Exaggerations and reality

PALATKA, Fla. — It was during the 2002 Bassmaster Classic held on Alabama’s Logan Martin Lake with weigh-ins at the Birmingham-Jefferson Civic Center.

Legendary Missouri angler Rick Clunn had failed to qualify for the event for the first time in 28 years, but those in charge brought Clunn on stage to honor his lifetime of bass fishing greatness.

Someone couldn’t resist asking Clunn if his best days were over, and Clunn’s answer was fittingly classic.

“To quote Mark Twain,” Clunn said. “‘I suspect reports of my death have been greatly exaggerated.’”

The capacity crowd cheered — and at that moment, it was the most inspirational thing I had ever experienced in bass fishing.

Fast forward 14 years to 2016 and the charming village of Palatka, and Clunn proved that those rumors of his demise had indeed been premature.

A group of much younger anglers who thought they were the sport looked on in awe as a 69-year-old man walked away with the trophy and the $100,000 check.

It was the greatest thing I’ve ever witnessed live in sports — any sport.

Now fast forward another three years.

Stay with me. We’re moving quickly.

Here we are again in the charming village of Palatka.

Rumors are swirling again of a great demise.

This time B.A.S.S. itself is being discussed — or at least that’s what I’ve read on social media, where so many self-proclaimed experts go to give their opinions these days.

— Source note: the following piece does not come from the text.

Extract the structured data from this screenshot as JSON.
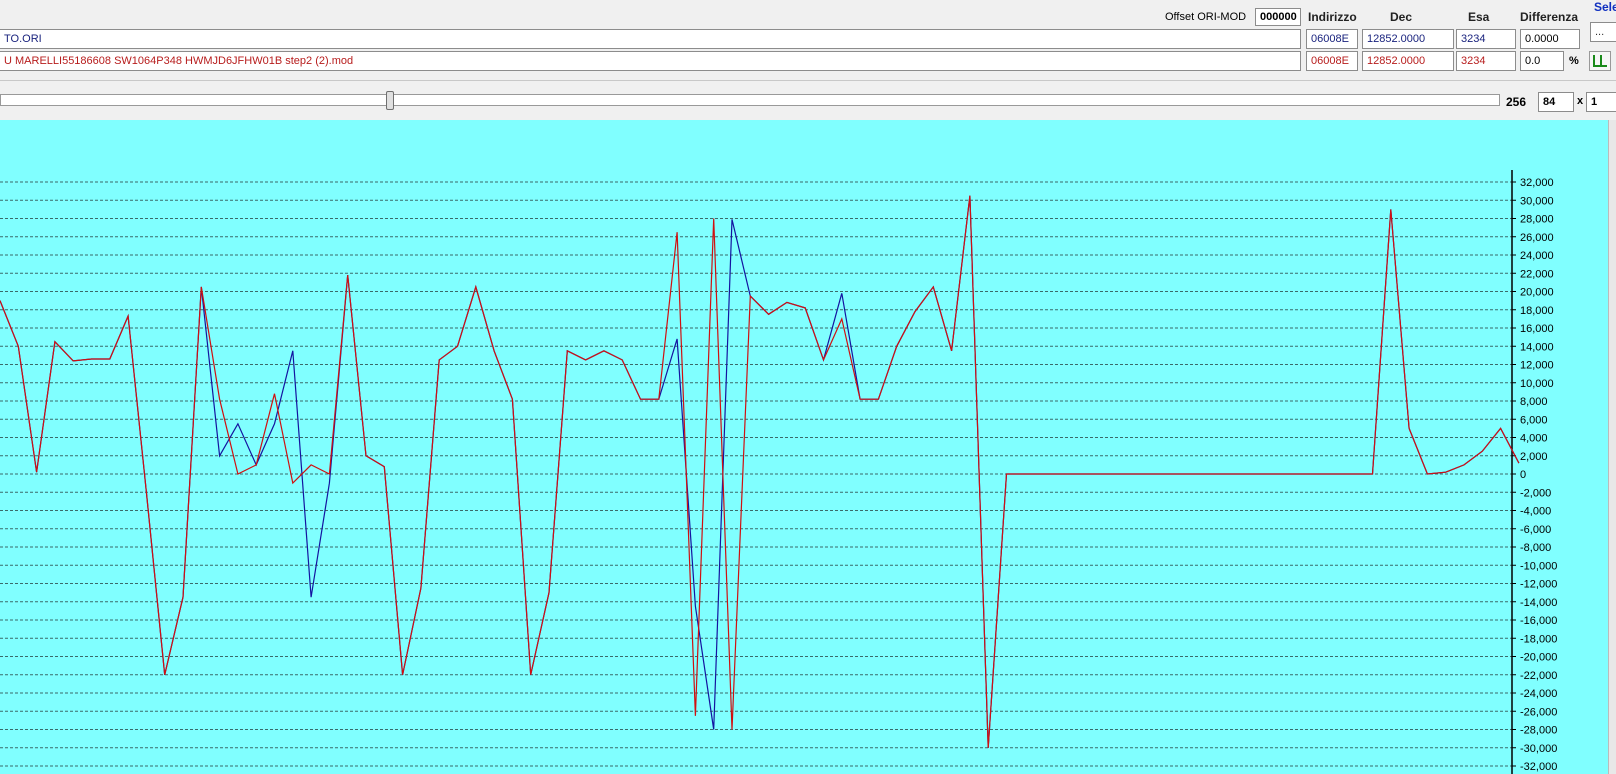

But once again, the rumors have been greatly exaggerated.

I’ll admit, there have been changes.

Some familiar faces departed the Bassmaster Elite Series, but they have been replaced by faces decorated with desire and illuminated by opportunity.

This new field of anglers seem to be screaming in unison, “Let’s get this party started!”

I’ve seen guys like Jake Whitaker, Drew Cook, Garrett Pacquette and Patrick Walters racing — not to get to away from B.A.S.S., but to huddle for a photo in front of a Bassmaster Elite Series logo at a recent meeting held for the anglers and their families in Birmingham (photo above).

Guys like Carl Jocumsen, Harvey Horne, Frank Talley, Caleb Sumrall and the Canadian trio of Cory Johnston, Chris Johnston and Jeff Gustafson have been lighting up social media with posts that insist they wish the season had started months ago.

Veteran sticks like Jay Yelas, David Fritts, Clark Wendlandt, Mark Menendez and Bernie Schultz — guys who’ve made millions and millions of dollars doing the very same thing they’ll do tomorrow when the Elite Series season kicks off — are present and accounted for.

I’ve mentioned 17 guys so far in this column, and there’s a chance I haven’t even touched on the guy who’ll make the biggest news this week.

We don’t know who’s going to catch them on Day 1.

We don’t know who’s going to develop that four-day sustainable pattern that leads to a $100,000 payday. We do know he will be catching big bass, weighing them in on the biggest stage, where big dreams are realized.

It’s a new season, and there will be new storylines.

But we do know one thing for sure.

Those rumors you may have heard about the demise of the Bassmaster Elite Series?

As rumors often are…they were exaggerated.